§ Exercise description
Report how many lines in the records that follow have the word "剪辑思维" in them, giving the number and nothing more.

§ Material for the task
-.-.-

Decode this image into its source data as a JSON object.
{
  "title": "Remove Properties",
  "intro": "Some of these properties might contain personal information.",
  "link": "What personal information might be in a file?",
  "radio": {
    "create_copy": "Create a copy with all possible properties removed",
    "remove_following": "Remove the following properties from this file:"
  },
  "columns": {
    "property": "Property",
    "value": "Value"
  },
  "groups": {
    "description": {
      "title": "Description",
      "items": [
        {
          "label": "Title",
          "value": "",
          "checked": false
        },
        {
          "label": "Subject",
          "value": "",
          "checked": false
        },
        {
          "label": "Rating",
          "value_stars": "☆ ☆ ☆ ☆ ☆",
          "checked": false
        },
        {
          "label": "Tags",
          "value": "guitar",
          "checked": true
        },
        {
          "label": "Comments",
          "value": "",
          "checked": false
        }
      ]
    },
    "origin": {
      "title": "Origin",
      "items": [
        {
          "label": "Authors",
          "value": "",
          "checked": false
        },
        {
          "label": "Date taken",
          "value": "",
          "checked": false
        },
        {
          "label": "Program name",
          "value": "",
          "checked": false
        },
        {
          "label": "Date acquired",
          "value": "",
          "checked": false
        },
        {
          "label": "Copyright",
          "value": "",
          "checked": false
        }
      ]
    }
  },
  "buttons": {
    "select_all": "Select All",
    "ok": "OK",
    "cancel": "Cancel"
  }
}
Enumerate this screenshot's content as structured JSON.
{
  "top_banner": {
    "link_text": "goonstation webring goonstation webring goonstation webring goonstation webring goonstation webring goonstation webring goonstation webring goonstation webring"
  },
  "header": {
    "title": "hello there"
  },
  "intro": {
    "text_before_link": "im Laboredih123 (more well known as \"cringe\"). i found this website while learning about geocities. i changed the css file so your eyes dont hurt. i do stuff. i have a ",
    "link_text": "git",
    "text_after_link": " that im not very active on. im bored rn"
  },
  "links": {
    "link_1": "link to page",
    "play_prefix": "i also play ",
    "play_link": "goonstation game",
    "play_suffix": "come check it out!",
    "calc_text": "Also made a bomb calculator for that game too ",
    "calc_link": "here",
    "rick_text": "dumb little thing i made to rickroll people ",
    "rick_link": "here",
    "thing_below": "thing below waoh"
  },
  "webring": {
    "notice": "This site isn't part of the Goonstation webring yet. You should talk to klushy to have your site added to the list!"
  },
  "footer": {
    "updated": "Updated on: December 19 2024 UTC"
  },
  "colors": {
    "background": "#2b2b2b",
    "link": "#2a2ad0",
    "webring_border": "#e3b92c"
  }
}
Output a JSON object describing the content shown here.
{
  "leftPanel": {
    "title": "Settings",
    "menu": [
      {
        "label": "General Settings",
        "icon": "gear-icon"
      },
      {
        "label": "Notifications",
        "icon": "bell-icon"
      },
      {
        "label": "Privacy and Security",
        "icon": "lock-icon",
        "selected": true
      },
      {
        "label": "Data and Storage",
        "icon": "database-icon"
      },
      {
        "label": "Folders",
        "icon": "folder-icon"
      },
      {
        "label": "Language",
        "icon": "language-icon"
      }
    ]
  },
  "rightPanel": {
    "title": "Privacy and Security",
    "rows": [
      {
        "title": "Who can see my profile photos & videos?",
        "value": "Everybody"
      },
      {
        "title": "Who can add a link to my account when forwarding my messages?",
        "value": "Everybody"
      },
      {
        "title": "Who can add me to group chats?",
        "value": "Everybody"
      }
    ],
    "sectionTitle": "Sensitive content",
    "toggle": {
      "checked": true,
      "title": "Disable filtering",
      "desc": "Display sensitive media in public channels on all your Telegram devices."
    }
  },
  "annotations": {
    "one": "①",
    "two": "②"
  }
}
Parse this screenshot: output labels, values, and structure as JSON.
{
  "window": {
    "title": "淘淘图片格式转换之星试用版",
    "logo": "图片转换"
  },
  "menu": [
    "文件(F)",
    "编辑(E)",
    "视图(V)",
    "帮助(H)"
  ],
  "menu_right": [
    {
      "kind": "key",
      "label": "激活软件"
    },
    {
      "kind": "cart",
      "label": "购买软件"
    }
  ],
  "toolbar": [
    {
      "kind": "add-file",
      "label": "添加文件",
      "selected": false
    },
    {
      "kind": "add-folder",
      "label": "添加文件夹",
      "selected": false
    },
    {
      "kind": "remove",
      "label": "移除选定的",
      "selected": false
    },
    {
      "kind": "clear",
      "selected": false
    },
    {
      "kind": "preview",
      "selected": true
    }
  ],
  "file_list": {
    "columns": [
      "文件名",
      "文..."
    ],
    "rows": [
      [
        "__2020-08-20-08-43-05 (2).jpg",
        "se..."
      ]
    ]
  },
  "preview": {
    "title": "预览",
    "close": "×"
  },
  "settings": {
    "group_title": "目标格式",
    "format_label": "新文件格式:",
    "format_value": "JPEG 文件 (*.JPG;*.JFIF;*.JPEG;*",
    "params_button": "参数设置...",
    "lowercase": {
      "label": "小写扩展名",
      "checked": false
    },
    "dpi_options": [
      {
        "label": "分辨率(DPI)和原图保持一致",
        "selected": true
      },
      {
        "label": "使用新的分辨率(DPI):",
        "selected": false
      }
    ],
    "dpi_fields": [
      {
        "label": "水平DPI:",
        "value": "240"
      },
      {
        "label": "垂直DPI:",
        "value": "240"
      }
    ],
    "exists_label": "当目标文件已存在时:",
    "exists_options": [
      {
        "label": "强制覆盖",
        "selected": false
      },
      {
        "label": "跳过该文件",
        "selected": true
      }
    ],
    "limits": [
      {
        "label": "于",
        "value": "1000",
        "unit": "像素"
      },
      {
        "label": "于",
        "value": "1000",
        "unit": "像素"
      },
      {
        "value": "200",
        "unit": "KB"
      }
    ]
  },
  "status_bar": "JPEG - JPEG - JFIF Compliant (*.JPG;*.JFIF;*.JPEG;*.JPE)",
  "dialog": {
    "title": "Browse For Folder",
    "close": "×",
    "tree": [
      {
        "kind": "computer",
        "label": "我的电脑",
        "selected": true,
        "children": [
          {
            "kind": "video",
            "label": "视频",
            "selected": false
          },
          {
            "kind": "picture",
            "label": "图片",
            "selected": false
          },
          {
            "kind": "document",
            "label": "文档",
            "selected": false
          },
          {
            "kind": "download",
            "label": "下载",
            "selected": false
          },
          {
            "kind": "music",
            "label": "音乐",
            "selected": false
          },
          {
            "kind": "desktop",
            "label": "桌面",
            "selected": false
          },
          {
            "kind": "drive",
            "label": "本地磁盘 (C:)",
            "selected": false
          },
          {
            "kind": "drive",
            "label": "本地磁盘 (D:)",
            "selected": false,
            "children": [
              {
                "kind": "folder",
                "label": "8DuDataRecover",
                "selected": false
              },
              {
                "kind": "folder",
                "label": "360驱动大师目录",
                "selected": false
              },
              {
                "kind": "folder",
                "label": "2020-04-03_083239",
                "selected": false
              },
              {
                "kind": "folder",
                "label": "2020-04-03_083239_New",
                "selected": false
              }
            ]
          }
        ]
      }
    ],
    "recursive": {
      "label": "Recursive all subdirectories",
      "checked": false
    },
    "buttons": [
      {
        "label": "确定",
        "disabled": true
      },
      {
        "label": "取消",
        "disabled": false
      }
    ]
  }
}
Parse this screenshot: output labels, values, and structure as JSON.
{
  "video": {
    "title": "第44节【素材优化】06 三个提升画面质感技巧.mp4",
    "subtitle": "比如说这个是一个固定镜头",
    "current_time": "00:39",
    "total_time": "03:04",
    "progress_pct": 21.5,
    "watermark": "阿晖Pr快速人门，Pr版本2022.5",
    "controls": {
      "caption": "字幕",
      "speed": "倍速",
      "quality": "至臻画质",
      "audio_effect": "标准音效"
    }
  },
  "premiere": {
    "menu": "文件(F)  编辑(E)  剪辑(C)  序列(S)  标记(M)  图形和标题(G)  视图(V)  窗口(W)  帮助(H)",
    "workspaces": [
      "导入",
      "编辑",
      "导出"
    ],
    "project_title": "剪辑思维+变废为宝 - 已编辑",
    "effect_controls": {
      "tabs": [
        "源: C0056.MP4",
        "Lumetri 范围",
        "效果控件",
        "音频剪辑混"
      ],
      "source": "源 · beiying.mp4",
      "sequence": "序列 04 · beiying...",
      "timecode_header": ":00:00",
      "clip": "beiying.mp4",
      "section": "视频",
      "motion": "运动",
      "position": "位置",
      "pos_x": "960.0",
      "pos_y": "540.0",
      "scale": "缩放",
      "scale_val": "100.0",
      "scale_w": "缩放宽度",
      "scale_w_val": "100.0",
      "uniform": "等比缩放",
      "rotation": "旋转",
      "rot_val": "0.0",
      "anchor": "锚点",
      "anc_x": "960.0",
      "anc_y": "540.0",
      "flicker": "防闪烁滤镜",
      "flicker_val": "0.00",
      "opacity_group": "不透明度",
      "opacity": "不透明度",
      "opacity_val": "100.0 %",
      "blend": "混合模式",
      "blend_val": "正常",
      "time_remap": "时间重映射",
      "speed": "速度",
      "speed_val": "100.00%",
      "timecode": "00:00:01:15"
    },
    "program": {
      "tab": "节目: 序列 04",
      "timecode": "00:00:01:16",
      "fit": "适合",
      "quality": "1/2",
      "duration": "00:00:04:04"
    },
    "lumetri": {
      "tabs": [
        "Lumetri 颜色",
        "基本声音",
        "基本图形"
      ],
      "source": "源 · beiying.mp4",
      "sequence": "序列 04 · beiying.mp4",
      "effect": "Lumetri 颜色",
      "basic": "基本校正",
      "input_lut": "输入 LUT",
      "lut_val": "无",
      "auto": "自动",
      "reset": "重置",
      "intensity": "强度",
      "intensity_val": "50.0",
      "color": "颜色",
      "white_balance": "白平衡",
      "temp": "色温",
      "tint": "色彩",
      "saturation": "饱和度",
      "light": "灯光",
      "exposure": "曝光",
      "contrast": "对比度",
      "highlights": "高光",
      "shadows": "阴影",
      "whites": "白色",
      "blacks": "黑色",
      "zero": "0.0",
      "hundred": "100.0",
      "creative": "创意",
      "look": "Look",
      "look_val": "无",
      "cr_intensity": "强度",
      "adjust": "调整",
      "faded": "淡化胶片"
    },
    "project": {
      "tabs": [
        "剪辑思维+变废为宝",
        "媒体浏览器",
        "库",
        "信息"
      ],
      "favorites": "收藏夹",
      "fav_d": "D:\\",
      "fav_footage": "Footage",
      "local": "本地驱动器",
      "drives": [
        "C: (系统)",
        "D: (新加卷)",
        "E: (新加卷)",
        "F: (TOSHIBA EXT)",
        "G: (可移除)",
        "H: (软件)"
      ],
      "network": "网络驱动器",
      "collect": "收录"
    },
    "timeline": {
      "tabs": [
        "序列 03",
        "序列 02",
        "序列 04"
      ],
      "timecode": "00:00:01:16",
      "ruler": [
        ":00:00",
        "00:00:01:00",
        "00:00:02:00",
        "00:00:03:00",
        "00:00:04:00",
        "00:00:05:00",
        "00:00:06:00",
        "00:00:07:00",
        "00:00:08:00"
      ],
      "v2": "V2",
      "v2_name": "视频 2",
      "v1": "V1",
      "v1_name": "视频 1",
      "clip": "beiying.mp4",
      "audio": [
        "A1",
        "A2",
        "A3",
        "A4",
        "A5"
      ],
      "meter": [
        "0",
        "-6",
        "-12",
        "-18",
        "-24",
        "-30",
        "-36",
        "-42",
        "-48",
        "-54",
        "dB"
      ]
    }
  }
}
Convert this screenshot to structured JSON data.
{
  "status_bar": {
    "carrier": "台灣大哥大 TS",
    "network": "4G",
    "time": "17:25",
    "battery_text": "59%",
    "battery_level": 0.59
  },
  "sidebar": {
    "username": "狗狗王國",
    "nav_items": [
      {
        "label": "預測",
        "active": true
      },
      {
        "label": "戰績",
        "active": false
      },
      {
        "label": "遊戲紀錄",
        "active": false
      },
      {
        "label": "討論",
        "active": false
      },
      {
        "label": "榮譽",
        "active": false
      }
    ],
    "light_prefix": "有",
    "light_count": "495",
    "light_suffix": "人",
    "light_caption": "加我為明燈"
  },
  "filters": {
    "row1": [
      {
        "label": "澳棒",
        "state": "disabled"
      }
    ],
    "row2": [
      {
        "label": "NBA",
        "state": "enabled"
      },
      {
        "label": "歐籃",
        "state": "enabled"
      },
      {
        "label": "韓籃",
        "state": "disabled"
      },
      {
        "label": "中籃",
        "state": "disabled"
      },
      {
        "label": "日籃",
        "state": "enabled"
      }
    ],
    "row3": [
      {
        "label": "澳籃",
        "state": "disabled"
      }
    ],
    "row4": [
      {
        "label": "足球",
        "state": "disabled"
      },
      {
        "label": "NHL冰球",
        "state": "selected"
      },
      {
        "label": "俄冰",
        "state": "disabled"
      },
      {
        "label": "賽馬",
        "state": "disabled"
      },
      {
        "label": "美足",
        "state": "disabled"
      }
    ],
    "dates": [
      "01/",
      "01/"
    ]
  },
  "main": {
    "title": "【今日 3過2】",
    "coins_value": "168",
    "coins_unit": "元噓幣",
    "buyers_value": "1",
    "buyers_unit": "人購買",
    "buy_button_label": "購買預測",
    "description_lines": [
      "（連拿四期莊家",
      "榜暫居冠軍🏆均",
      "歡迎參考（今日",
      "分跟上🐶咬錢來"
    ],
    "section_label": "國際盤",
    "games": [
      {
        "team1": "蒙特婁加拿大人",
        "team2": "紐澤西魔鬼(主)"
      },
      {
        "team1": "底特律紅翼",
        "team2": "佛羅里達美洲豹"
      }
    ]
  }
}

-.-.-

§ Exercise result
2